Caliper Discovery Alliances and Services (CDAS), based in Hopkinton, Mass., is one of eight contractors through the EPA to build predictive assays. They are using 240 different target-based assays to build a database of interactions or biological effects of environmental chemicals. The data from these studies will go into the EPA database, correlating known toxicity from previous animal studies, which in turn will be used to build predictive models. Says David Manyak, executive vice president of Caliper Life Sciences, “Even though this is geared towards environmental chemicals, many pesticides have similar targets to human pharmaceuticals … there are common toxicity mechanisms among all animals. The predictions that are developed under the ToxCast program will have a great degree of relevance to pharmaceutical development.”
Pursuant to these goals, the National Institutes for Health (NIH) and EPA recently announced a new collaboration to use the robotic screening technology at NIH’s Chemical Genomics Center to run predictive toxicology studies using cellular and in vitro assays, reducing reliance on animal studies. The goals of this study are outlined in an article in Science (Transforming Environmental Health Protection. Collins FS, Gray GM, Bucher John R. Science. 15 February 2008. pp. 906-907.). The article outlines an ambitious plan to transform EPA toxicology testing, shifting away from reliance on in vivo animal models, and using in vitro, cellular, and in silico studies instead.

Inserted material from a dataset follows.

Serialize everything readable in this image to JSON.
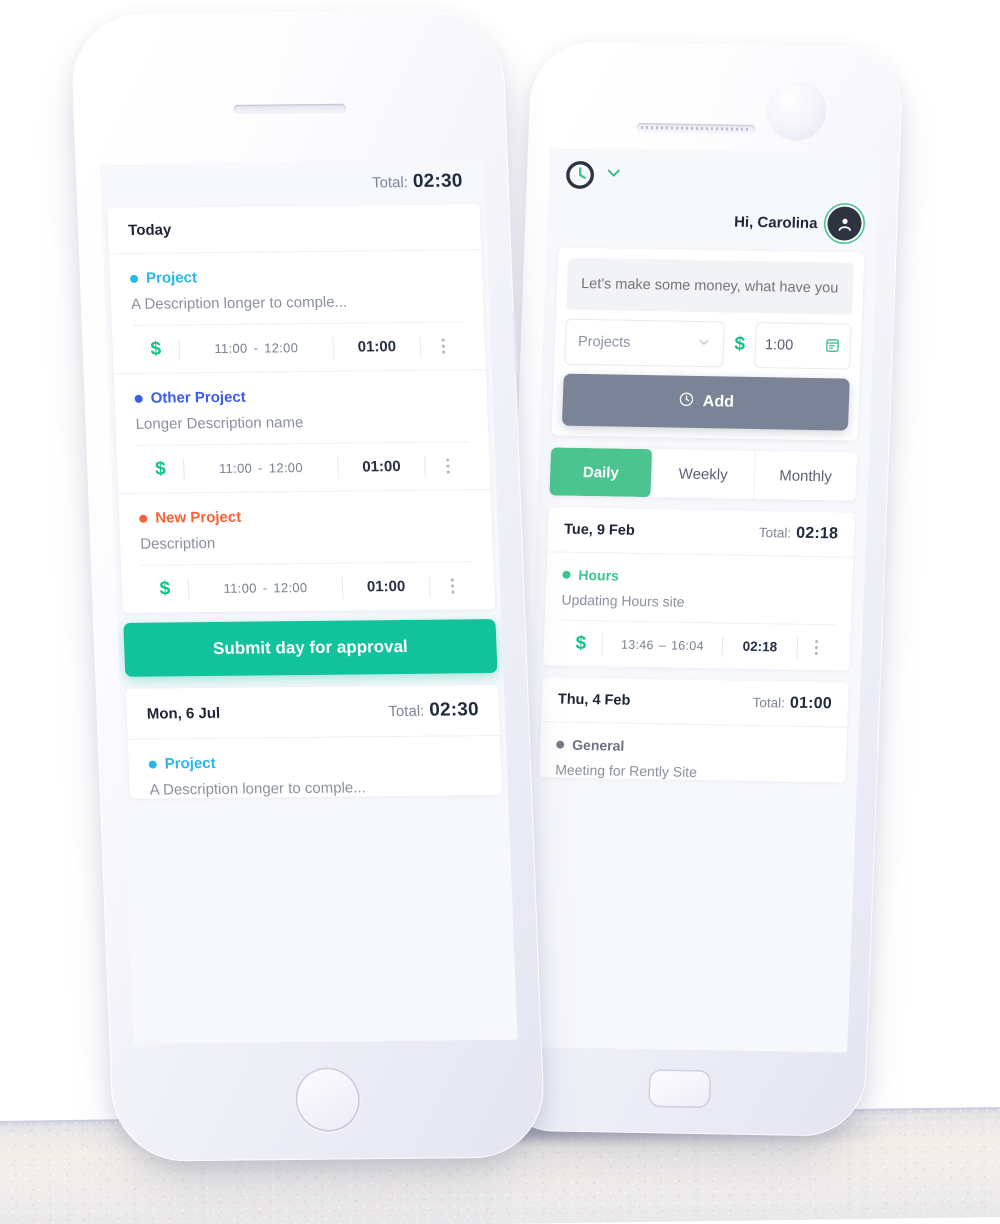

As an example, one important area of study in environmental toxicology that has direct relevance to the pharmaceutical industry is endocrine disruptors. These chemicals, which mimic mammalian hormones such as estrogen, may interact with hormone receptors. Such a chemical, in a pesticide perhaps, may not always be identified using animal studies in rodents. But if it interacts with the estrogen receptor, and interferes with the normal interaction between estrogen and its receptor in the body, that could have important implications for human health and for drugs intended to act on those same targets.
With the ever-increasing push for more and faster high-throughput Tox and ADME screens, data management and predictive technologies have gained equivalent importance with the separation and detection technologies used in the assays themselves. Collaborative efforts such as ToxCast and the new NIH/EPA collaboration are leveraging these tools for the benefit of the entire scientific community.
About the Author
Catherine Shaffer is a freelance science writer specializing in biotechnology and related disciplines with a background in laboratory research in the pharmaceutical industry.
This article was published in Drug Discovery & Development magazine: Vol. 11, No. 5, May, 2008, pp. 36-38.
Filed Under: Drug Discovery